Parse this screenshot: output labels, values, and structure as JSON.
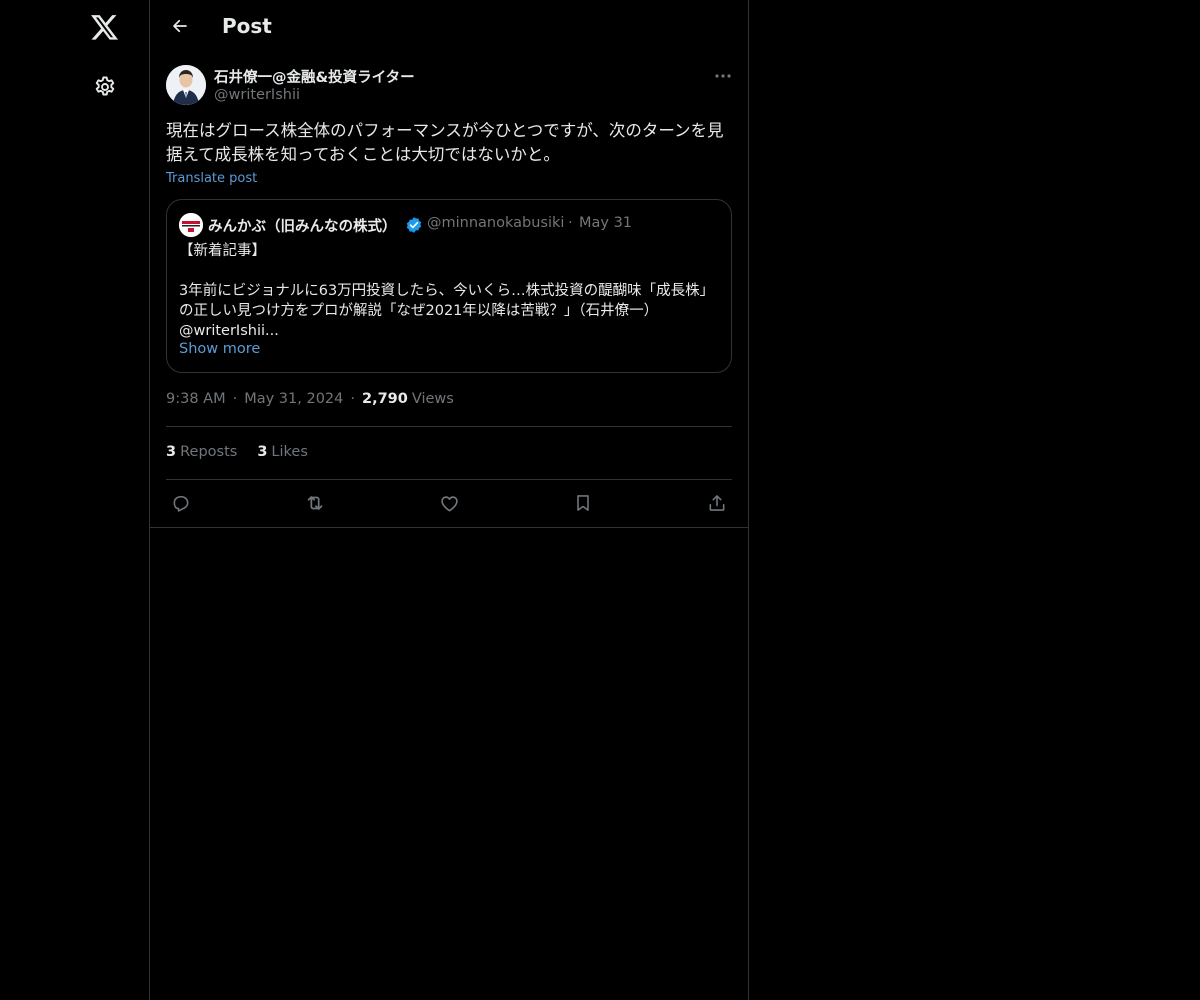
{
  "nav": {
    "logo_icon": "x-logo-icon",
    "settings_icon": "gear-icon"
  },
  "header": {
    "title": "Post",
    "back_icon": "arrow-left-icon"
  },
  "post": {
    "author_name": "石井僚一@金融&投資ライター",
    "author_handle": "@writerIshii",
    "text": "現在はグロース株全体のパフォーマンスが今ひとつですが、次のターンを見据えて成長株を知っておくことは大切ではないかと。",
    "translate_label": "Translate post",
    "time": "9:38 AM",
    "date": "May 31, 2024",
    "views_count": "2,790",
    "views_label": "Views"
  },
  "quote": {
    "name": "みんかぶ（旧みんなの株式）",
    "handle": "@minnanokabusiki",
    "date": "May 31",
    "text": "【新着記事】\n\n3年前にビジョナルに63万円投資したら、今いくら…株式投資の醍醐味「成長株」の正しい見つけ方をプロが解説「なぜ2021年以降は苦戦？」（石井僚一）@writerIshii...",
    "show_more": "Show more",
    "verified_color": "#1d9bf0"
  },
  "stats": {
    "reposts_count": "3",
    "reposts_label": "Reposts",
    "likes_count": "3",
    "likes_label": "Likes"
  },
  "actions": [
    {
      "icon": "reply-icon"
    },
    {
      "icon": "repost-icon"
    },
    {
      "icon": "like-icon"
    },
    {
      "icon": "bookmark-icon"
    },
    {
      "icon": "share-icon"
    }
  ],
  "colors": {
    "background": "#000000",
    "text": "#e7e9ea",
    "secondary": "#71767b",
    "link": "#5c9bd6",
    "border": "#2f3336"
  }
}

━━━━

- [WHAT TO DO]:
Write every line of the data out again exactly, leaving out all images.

- [RESPONSE TO THIS EXERCISE]:
Parse this screenshot: output labels, values, and structure as JSON.
{
  "nav": {
    "logo_icon": "x-logo-icon",
    "settings_icon": "gear-icon"
  },
  "header": {
    "title": "Post",
    "back_icon": "arrow-left-icon"
  },
  "post": {
    "author_name": "石井僚一@金融&投資ライター",
    "author_handle": "@writerIshii",
    "text": "現在はグロース株全体のパフォーマンスが今ひとつですが、次のターンを見据えて成長株を知っておくことは大切ではないかと。",
    "translate_label": "Translate post",
    "time": "9:38 AM",
    "date": "May 31, 2024",
    "views_count": "2,790",
    "views_label": "Views"
  },
  "quote": {
    "name": "みんかぶ（旧みんなの株式）",
    "handle": "@minnanokabusiki",
    "date": "May 31",
    "text": "【新着記事】\n\n3年前にビジョナルに63万円投資したら、今いくら…株式投資の醍醐味「成長株」の正しい見つけ方をプロが解説「なぜ2021年以降は苦戦？」（石井僚一）@writerIshii...",
    "show_more": "Show more",
    "verified_color": "#1d9bf0"
  },
  "stats": {
    "reposts_count": "3",
    "reposts_label": "Reposts",
    "likes_count": "3",
    "likes_label": "Likes"
  },
  "actions": [
    {
      "icon": "reply-icon"
    },
    {
      "icon": "repost-icon"
    },
    {
      "icon": "like-icon"
    },
    {
      "icon": "bookmark-icon"
    },
    {
      "icon": "share-icon"
    }
  ],
  "colors": {
    "background": "#000000",
    "text": "#e7e9ea",
    "secondary": "#71767b",
    "link": "#5c9bd6",
    "border": "#2f3336"
  }
}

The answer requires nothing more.